It’s been about two weeks since I made the decision to resurrect a creative routine. The decision was the result of a webinar hosted by a friend, but the fuel to keep it going beyond the first day or two came from an unwelcome source.
Saturday morning we rushed Thing1 to the emergency room because his chronic illness had generated an overnight weight loss of over 10 pounds. I knew he had not been feeling well for the last day or so, but most of his flareups have resolve themselves in a day or two.
This one is still playing out, as we continue with fluid replacement and hospital visits.
I’ve been trying to find a silver lining–acknowledging that the umpteen phone calls and emails and texts are signs that — unlike too many Americans — at least we have the resources to help him. Like any parent, however, my focus has been on the cloud over the lining.
I worry how long he will have access to the care he desperately needs. I worry for all the parents of children with chronic illness who don’t have adequate health coverage and wonder how they handle that impact on their child’s health or life.
And I paint. When I’m frustrated on T1’s behalf, I paint. When I get off the phone with the insurance company wondering if his treatment will be compromised by what they are willing to cover, I paint. The painted pages don’t express tears or shouting, they exist instead of those things.
Art has always been a therapy for me, channeling worry or depression into something productive. Inspiration is a dubious gift, however, and right now I am eagerly anticipating the moment that my new creative routine must be fueled by discipline instead.
These guys know how to make good use of a bunk bed on a winter afternoon.
A foot of snow pack, melting fast on a rainy 60 degree, to be followed by an ice storm made for a foggy, beautiful day the other day.
There were a few bigger events in the area so our corner of Vermont was quiet for this stage of the summer tourist season. It wasn’t the most profitable morning, but as I sat across the street from the Episcopal church in Arlington, I was sure I could see the leaves of the maple tree in front of the churchyard cemetery changing color.
It marked the first official day of autumn for me — an unexpected and pleasant little bit of something that cost absolutely nothing.
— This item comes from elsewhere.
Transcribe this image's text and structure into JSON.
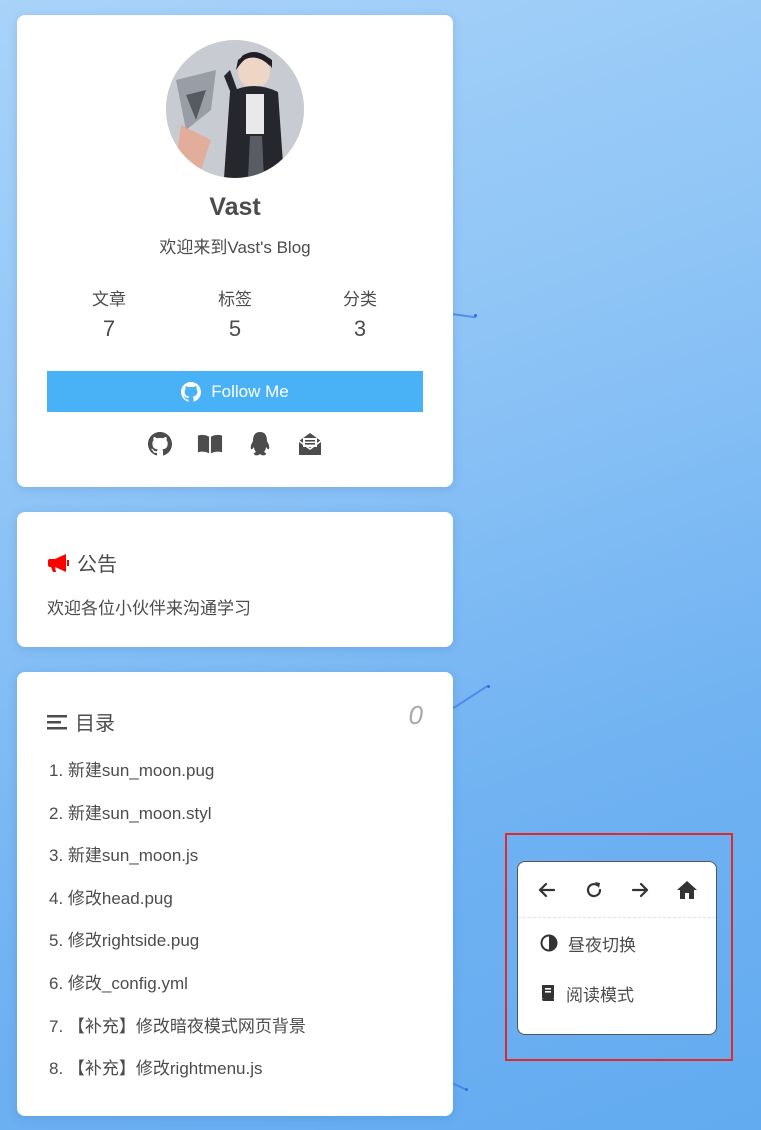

In any other garden, these would be weeds. On the dunes along Lake Michigan, they’re delicate blossoms that, in concert with the dune grasses that cover the sandy bluff, prevent erosion with an effectiveness human might and engineering has yet to match.